AIM OF THE TASK: Write every line below out again exactly, images omitted.

RECORDS SHOWN:
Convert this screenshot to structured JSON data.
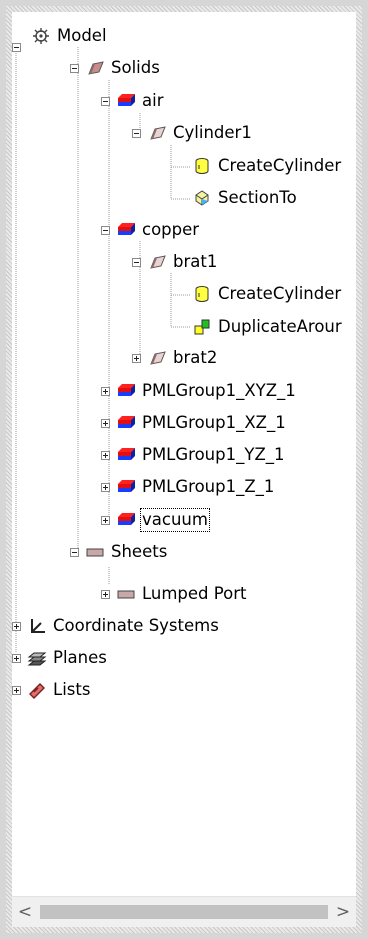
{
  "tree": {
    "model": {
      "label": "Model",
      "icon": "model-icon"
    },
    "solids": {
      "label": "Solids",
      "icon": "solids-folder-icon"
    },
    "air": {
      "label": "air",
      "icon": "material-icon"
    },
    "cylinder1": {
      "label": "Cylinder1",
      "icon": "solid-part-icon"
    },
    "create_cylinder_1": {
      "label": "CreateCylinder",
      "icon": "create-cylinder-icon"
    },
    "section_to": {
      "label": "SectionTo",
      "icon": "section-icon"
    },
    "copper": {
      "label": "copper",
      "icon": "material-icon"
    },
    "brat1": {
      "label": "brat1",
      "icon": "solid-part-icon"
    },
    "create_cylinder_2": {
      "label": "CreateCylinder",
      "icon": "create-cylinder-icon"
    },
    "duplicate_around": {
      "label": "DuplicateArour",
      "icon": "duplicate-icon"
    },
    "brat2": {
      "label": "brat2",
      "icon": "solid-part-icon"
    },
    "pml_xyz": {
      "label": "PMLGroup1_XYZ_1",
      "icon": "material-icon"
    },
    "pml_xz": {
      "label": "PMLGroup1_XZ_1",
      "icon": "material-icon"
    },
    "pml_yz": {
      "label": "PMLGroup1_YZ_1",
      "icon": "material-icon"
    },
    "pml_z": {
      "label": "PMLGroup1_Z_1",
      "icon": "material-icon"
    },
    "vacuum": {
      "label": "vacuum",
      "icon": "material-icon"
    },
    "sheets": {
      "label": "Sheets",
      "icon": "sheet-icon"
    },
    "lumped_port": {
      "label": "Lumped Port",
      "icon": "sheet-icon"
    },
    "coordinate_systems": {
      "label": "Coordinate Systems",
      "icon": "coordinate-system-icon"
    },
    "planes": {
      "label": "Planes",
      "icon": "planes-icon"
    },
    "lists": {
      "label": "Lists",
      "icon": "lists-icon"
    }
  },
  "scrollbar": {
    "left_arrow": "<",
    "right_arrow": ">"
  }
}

SOLUTION:
Convert this screenshot to structured JSON data.
{
  "tree": {
    "model": {
      "label": "Model",
      "icon": "model-icon"
    },
    "solids": {
      "label": "Solids",
      "icon": "solids-folder-icon"
    },
    "air": {
      "label": "air",
      "icon": "material-icon"
    },
    "cylinder1": {
      "label": "Cylinder1",
      "icon": "solid-part-icon"
    },
    "create_cylinder_1": {
      "label": "CreateCylinder",
      "icon": "create-cylinder-icon"
    },
    "section_to": {
      "label": "SectionTo",
      "icon": "section-icon"
    },
    "copper": {
      "label": "copper",
      "icon": "material-icon"
    },
    "brat1": {
      "label": "brat1",
      "icon": "solid-part-icon"
    },
    "create_cylinder_2": {
      "label": "CreateCylinder",
      "icon": "create-cylinder-icon"
    },
    "duplicate_around": {
      "label": "DuplicateArour",
      "icon": "duplicate-icon"
    },
    "brat2": {
      "label": "brat2",
      "icon": "solid-part-icon"
    },
    "pml_xyz": {
      "label": "PMLGroup1_XYZ_1",
      "icon": "material-icon"
    },
    "pml_xz": {
      "label": "PMLGroup1_XZ_1",
      "icon": "material-icon"
    },
    "pml_yz": {
      "label": "PMLGroup1_YZ_1",
      "icon": "material-icon"
    },
    "pml_z": {
      "label": "PMLGroup1_Z_1",
      "icon": "material-icon"
    },
    "vacuum": {
      "label": "vacuum",
      "icon": "material-icon"
    },
    "sheets": {
      "label": "Sheets",
      "icon": "sheet-icon"
    },
    "lumped_port": {
      "label": "Lumped Port",
      "icon": "sheet-icon"
    },
    "coordinate_systems": {
      "label": "Coordinate Systems",
      "icon": "coordinate-system-icon"
    },
    "planes": {
      "label": "Planes",
      "icon": "planes-icon"
    },
    "lists": {
      "label": "Lists",
      "icon": "lists-icon"
    }
  },
  "scrollbar": {
    "left_arrow": "<",
    "right_arrow": ">"
  }
}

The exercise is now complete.